. . . Continued from “What’s the Point?”
High on top of Lookout Mountain’s Northern point, we make our way around the paved path that leads to the museum. The museum itself is perched on the edge of the mountain, built of stone and probably a civil war relic, but we didn’t go check it out thinking I wanted to get set up on the West side of the point in time for sunset, which was fast approaching.
However, when I got set up on the West facing overlook, the light was just right for shooting back towards the museum–golden and dappled through the leaves that have appeared from no where in the past week.
The cliff face below the museum makes me think that whoever fell of the earlier rock formation was lucky it wasn’t here that they lost their balance.
We consider briefly taking the metal stairs down to the trail below, but the thought passes quickly as I stare down the stairs and imagine my knees after going down them.
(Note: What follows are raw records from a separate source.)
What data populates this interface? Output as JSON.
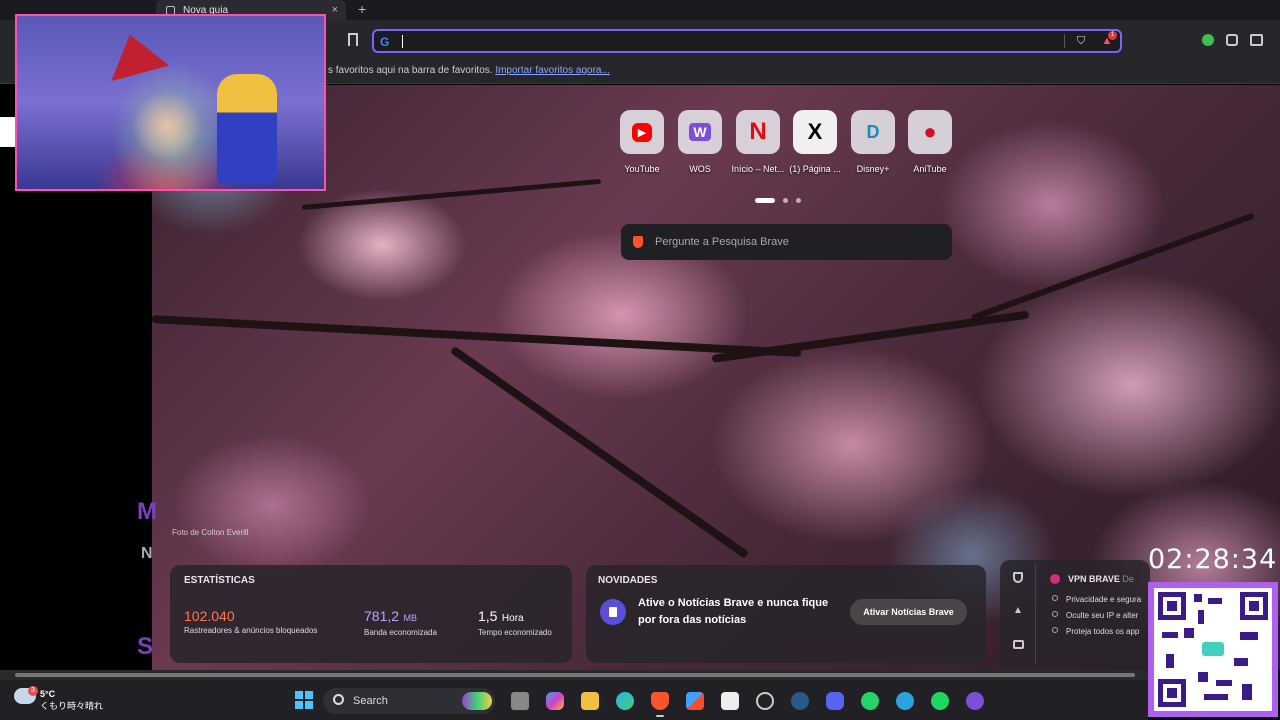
{
  "browser": {
    "tab_title": "Nova guia",
    "tab_close": "×",
    "new_tab": "+",
    "bookmark_bar_text": "s favoritos aqui na barra de favoritos.",
    "bookmark_bar_link": "Importar favoritos agora...",
    "search_engine_glyph": "G",
    "notification_badge": "1"
  },
  "top_sites": [
    {
      "label": "YouTube",
      "glyph": "▶",
      "color": "#ff0000"
    },
    {
      "label": "WOS",
      "glyph": "W",
      "color": "#7b4fd9"
    },
    {
      "label": "Início – Net...",
      "glyph": "N",
      "color": "#e50914"
    },
    {
      "label": "(1) Página ...",
      "glyph": "X",
      "color": "#000000"
    },
    {
      "label": "Disney+",
      "glyph": "D",
      "color": "#1a8bbf"
    },
    {
      "label": "AniTube",
      "glyph": "●",
      "color": "#d01020"
    }
  ],
  "search_box_placeholder": "Pergunte a Pesquisa Brave",
  "photo_credit": "Foto de Colton Everill",
  "stats": {
    "title": "ESTATÍSTICAS",
    "items": [
      {
        "value": "102.040",
        "unit": "",
        "label": "Rastreadores & anúncios bloqueados",
        "color": "#ff7a4f"
      },
      {
        "value": "781,2",
        "unit": "MB",
        "label": "Banda economizada",
        "color": "#b9a4ff"
      },
      {
        "value": "1,5",
        "unit": "Hora",
        "label": "Tempo economizado",
        "color": "#ffffff"
      }
    ]
  },
  "news": {
    "title": "NOVIDADES",
    "message": "Ative o Notícias Brave e nunca fique por fora das notícias",
    "button": "Ativar Notícias Brave"
  },
  "vpn": {
    "title": "VPN BRAVE",
    "title_suffix": "De",
    "items": [
      "Privacidade e segura",
      "Oculte seu IP e alter",
      "Proteja todos os app"
    ]
  },
  "overlay": {
    "clock": "02:28:34",
    "ghost_letters": [
      "M",
      "N",
      "S"
    ]
  },
  "taskbar": {
    "temperature": "5°C",
    "weather_desc": "くもり時々晴れ",
    "weather_badge": "3",
    "search_placeholder": "Search"
  }
}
I content myself with shooting Pat and Tisen seated amongst rock outcroppings while we wait for the sunset.
As I watch the light hitting different parts of the clouds, I contemplate why I still shoot sunsets. When I’m looking through hundreds of sunsets images, I get bored almost immediately. Yet, I can’t look out the windows and see interesting clouds at sunset without rushing up to the roof with my camera. For some reason, I never grow tired of watching sunsets (or shooting them), but I quickly tire seeing pictures of them.
As the light fades, a line of cumulus clouds becomes more interesting. As I line up a shot, a park ranger approaches and tells us the park is closed and we have to leave. The park sign says they close at sunset (which officially isn’t for 4 more minutes), but he seems tired and I don’t really need the additional images to bore myself with later, so I don’t argue.
We walk out of the park with him and a group from Seattle. We learn that a man did, indeed, fall and that he broke some ribs. We also learn that the park ranger is from East Liverpool, Ohio originally–near the town Pat grew up in.
The group from Seattle is amazed by the weather. They ask us if it’s like this all the time. I laugh and tell them we moved down last August on a day when it was 110 degrees and that we had to use our AC in March. They seem to think that sounds nice.
As a side note, I added a photo of Tisen from my iPhone. I had my camera all set up for the sunset and didn’t want to swing it around to capture Tisen perched on a rock like a lion (although his Holstein fur doesn’t really conjure images of lions), so I pulled out the iPhone instead. Another reason I need to get that second camera body! 🙂